Hormones make the oil glands produce more oil (sebum) and if a pore becomes blocked, the oil builds up and causes irritation. Bacteria multiply quickly in these blocked pores, which can make the redness, swelling and tenderness of pimples worse.
Your face, neck, chest, shoulders and upper back are most likely to be affected by acne because they have the highest number of oil glands.
Acne usually starts at puberty when increased levels of sex hormones (known as androgens) create an increase in the size and oil production of glands. Androgens are male hormones and are the same hormones that stimulate the growth of facial hair, muscle development and other distinctly male characteristics.
You may have a higher chance of developing acne if other people in your family have had it too.
Acne is the most common skin disease
If you have acne, you’re not alone. It’s the most common of skin diseases – affecting 85% of Australians aged 15-24 years old.
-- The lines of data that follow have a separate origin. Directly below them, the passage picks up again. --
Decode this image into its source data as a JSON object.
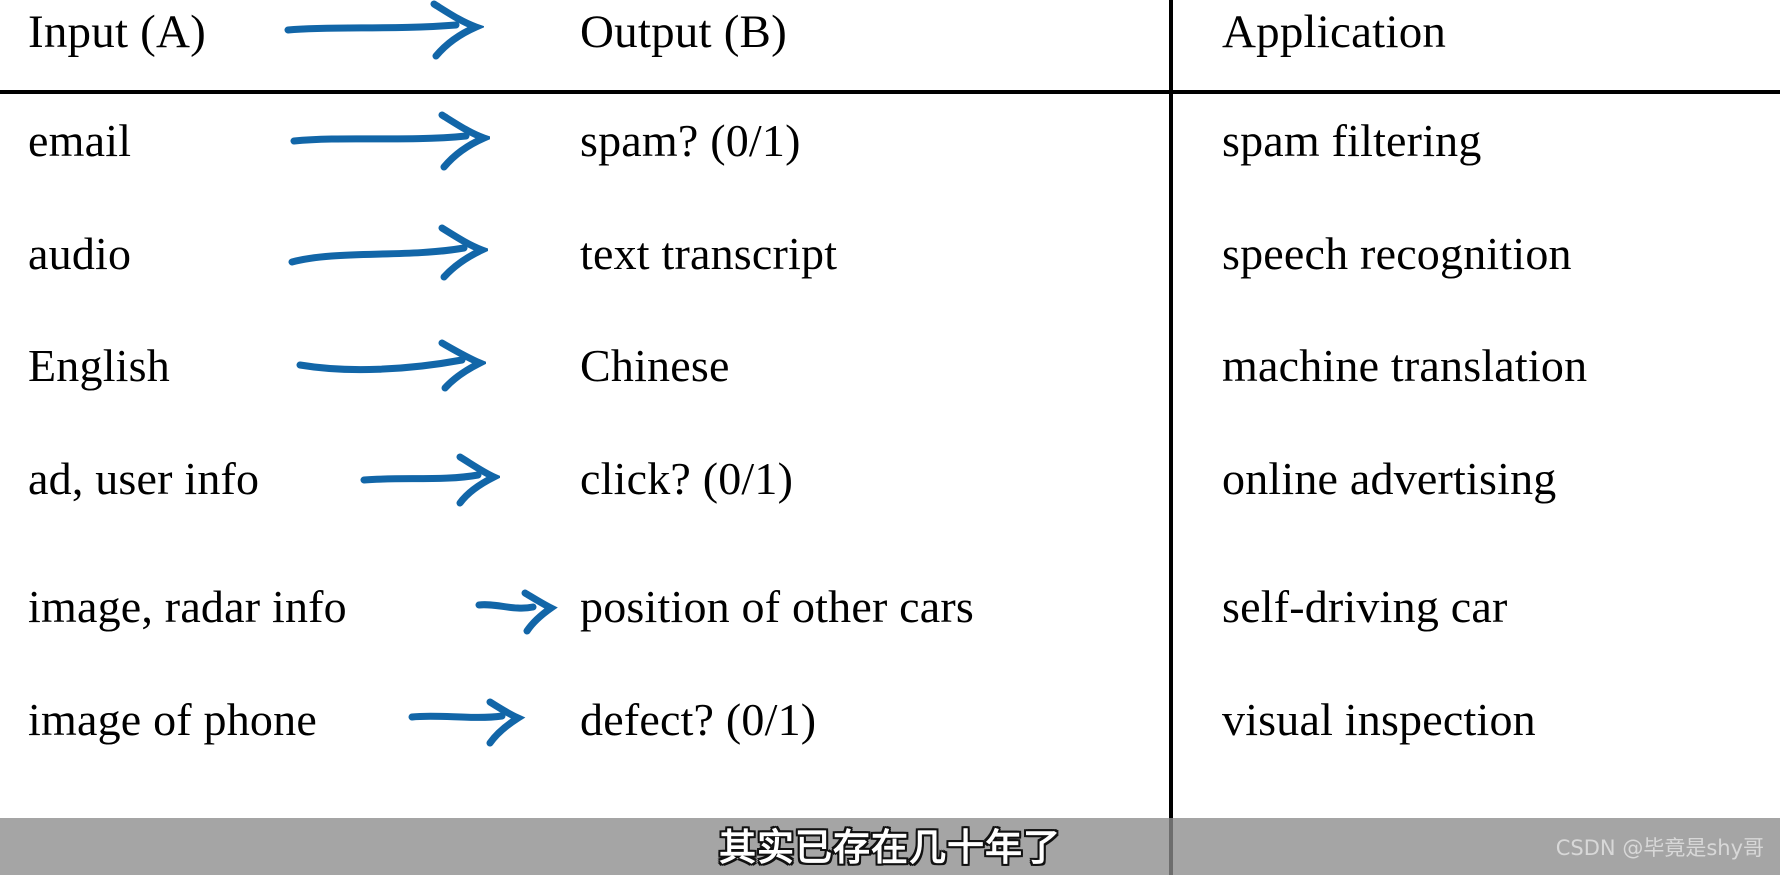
{
  "page": {
    "background_color": "#ffffff",
    "text_color": "#000000",
    "arrow_color": "#1266a8",
    "rule_color": "#000000"
  },
  "table": {
    "headers": {
      "input": "Input (A)",
      "output": "Output (B)",
      "application": "Application"
    },
    "rows": [
      {
        "input": "email",
        "output": "spam? (0/1)",
        "application": "spam filtering"
      },
      {
        "input": "audio",
        "output": "text transcript",
        "application": "speech recognition"
      },
      {
        "input": "English",
        "output": "Chinese",
        "application": "machine translation"
      },
      {
        "input": "ad, user info",
        "output": "click? (0/1)",
        "application": "online advertising"
      },
      {
        "input": "image, radar info",
        "output": "position of other cars",
        "application": "self-driving car"
      },
      {
        "input": "image of phone",
        "output": "defect? (0/1)",
        "application": "visual inspection"
      }
    ]
  },
  "overlay": {
    "subtitle": "其实已存在几十年了",
    "watermark": "CSDN @毕竟是shy哥",
    "bar_color": "#8c8c8c",
    "subtitle_color": "#ffffff",
    "watermark_color": "#d8d8d8"
  }
}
And it doesn’t matter whether you’re a guy or girl as both sexes get acne.
Teenage boys and young men have higher levels of androgens (male hormones like testosterone) than teenage girls so they are more likely to have acne, and unfortunately, are also more likely to have severe acne.
Androgens are not the only hormones that play a role in acne. Many women and teenage girls notice their acne worsens just before their period. This is due to changes in female sex hormones (such as oestrogen), which can contribute to blockage and inflammation of pores.
Women are more likely to suffer with ongoing acne. In some cases, this means acne can be hanging around even in your 30s and 40s. Women can also develop acne for the first time after puberty and bear the burden of adult acne – a frustrating condition that’s becoming more common and appears to be linked to both hormones and stress.
Hormonal changes related to pregnancy or to stopping and starting oral contraceptives (the pill) can cause acne in some women.
Once you reach your mid-20s, acne often clears up by itself, especially in men. However, for some young people acne is a serious, ongoing problem that needs medical help for the physical and psychological issues acne can sometimes cause.
There are a number of lifestyle factors that can affect acne including stress, diet and exercise. Weight can also affect acne. In women, acne can be aggravated by pregnancy and conditions like polycystic ovarian syndrome.